Histologically, tumours are composed of a haphazard, storiform, or fascicular arrangement of highly pleomorphic and spindle-shaped cells with numerous typical or atypical mitosis; areas with necrosis and hemorrhage are frequent. In our case, the stroma had an important inflammatory component and the final diagnosis is UPS with prominent inflammation [3, 5, 13, 14]. As defined, there is neither reproducible immunophenotype nor any pattern of protein expression that would allow a more specific subclassification. Usually, as was our case, only vimentin is convincingly positive [13]. We observed focal positivity for CD68, a marker of fibrohistiocytic differentiation, although its specificity is poor. Karyotypes are usually highly complex and nonspecific [3]. As such, it is a diagnosis of exclusion and should be used only when all efforts to identify a specific line of differentiation have failed and when pleomorphic variants of other tumours such as poorly differentiated carcinoma, melanoma, or lymphoma have been excluded. In our case, after extensive sampling and the use of immunohistochemistry, all nonsarcoma markers were negative and we did not identify foci with neurogenic or myogenic features (leiomyosarcoma-rhabdomyosarcoma or malignant peripheral nerve sheath tumours), lipoblasts (pleomorphic liposarcoma), contiguous foci of well-differentiated liposarcoma (dedifferentiated liposarcoma), or areas with myxoid stroma and curvilineal vessels (myxofibrosarcoma).

Although numbers are limited, most reports suggest that intra-abdominal UPS is a rare but aggressive tumour, the prognosis of which is poorer than that seen in tumours in the extremities, due presumably to late detection [610]. Tumour size is the major prognostic factor alongside high grade [3, 4]. Wide surgical resection with free margins is the primary therapeutic modality of choice [4, 15]. The use of adjuvant radiotherapy is controversial in the abdominal cavity, compared to limb presentations, and is not routinely used, although neoadjuvant radiotherapy may be considered in locally advanced retroperitoneal tumours in order to achieve a radical resection [15].

Adjuvant chemotherapy with the combination of anthracyclines-ifosfamide is also controversial and was not offered in our patient’s case due to his advanced age. Unfortunately, although the tumour was completely resected with clear margins, our patient developed local and systemic recurrence with rapid progression after one month of surgery, with little effect of the palliative chemotherapy given.

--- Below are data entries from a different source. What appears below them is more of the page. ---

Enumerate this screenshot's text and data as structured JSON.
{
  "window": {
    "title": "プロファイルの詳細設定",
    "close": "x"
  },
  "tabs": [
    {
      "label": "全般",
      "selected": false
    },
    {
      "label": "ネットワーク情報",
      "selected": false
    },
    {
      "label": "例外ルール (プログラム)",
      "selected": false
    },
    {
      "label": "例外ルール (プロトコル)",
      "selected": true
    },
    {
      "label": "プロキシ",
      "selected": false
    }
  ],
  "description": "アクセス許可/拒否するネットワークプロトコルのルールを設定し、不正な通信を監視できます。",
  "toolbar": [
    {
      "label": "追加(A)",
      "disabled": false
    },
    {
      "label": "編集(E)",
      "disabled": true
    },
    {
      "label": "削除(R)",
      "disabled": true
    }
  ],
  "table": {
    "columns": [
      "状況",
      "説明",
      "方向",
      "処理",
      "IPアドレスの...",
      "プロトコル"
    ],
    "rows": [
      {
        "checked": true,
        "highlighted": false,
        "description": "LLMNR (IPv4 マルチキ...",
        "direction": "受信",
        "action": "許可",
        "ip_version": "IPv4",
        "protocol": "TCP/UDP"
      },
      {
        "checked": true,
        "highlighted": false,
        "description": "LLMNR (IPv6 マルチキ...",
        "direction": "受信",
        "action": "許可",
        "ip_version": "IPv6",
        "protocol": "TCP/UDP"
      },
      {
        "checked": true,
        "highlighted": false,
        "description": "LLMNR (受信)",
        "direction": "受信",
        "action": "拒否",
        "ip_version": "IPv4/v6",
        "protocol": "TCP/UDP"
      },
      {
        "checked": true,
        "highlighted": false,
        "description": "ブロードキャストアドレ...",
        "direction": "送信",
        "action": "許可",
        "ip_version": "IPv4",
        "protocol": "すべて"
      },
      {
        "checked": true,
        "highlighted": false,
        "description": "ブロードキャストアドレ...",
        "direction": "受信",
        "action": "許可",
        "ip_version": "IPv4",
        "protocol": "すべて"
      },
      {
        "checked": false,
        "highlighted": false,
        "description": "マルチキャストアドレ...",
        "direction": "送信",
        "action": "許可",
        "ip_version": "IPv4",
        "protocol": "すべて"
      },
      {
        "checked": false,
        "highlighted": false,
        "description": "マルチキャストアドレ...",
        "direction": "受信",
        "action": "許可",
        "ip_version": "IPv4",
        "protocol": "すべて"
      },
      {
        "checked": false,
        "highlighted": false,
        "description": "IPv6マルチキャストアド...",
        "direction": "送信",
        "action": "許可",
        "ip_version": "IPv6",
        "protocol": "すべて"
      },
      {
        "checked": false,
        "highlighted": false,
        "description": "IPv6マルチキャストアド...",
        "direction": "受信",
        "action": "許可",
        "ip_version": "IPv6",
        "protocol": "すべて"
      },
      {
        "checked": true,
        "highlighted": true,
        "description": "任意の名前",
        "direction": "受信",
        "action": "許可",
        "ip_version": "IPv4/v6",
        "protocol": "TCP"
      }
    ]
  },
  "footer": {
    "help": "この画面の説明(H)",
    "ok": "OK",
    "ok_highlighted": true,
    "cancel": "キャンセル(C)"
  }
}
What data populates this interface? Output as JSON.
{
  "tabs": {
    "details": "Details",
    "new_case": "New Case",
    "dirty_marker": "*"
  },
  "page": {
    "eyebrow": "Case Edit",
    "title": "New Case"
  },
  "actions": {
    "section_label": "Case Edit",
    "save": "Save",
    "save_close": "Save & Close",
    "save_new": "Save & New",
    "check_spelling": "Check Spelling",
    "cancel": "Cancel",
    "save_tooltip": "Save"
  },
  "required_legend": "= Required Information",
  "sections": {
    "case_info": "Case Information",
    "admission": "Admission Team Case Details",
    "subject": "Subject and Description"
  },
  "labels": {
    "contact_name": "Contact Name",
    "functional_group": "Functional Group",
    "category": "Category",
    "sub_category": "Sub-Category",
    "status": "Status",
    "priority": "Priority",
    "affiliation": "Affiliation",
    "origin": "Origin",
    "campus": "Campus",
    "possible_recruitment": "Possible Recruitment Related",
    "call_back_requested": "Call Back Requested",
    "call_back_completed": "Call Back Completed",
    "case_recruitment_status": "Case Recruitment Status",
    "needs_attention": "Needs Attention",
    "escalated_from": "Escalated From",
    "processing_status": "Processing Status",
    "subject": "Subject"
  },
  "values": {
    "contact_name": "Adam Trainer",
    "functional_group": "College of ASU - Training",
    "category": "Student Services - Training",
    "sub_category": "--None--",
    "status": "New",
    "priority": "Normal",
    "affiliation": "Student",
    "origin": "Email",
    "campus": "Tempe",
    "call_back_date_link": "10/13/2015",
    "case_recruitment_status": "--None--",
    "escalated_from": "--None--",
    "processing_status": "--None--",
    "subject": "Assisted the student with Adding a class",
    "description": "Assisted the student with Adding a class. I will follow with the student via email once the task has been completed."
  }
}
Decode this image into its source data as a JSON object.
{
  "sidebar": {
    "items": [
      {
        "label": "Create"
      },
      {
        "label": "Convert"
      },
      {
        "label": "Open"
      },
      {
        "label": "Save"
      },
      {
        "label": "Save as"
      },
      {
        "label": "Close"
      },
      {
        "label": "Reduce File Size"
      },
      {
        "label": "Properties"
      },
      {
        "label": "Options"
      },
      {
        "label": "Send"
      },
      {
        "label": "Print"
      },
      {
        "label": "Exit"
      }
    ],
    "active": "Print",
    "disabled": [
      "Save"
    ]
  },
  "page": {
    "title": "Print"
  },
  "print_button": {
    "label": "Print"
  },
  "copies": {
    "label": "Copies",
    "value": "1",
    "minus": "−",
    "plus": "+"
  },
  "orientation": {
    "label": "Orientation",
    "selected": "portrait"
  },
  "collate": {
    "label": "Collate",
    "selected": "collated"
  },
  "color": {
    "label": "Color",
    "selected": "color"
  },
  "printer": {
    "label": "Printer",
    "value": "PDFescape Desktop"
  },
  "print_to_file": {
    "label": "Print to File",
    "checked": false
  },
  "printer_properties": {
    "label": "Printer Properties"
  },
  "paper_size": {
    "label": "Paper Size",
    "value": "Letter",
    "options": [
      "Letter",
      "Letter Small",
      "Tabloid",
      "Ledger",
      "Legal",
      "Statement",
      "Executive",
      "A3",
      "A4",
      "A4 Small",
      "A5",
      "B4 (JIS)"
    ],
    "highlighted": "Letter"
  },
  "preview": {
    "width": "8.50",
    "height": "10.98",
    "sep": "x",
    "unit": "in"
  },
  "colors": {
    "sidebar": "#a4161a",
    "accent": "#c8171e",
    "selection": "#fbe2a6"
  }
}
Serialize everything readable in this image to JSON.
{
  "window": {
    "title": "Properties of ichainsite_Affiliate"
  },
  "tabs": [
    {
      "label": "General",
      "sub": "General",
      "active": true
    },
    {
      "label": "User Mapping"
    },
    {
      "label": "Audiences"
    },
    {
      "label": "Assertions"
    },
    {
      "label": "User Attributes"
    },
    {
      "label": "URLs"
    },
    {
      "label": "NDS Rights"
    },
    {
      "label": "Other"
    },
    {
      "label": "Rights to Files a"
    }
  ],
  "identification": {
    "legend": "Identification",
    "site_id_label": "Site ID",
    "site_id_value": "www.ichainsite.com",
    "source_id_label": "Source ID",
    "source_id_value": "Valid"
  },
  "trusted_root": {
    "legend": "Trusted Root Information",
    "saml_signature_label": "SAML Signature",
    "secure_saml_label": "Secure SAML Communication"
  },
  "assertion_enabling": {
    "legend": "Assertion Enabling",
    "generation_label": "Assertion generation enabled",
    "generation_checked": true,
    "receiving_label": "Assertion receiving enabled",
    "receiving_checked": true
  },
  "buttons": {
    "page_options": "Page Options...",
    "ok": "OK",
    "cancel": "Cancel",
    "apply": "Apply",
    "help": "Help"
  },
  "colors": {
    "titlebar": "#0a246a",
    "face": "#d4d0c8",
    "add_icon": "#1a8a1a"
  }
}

He died six months after the original diagnosis, highlighting the extremely aggressive nature of the tumour.

Conflict of Interests

All the authors have indicated that they have no conflict of interests regarding the content of this paper.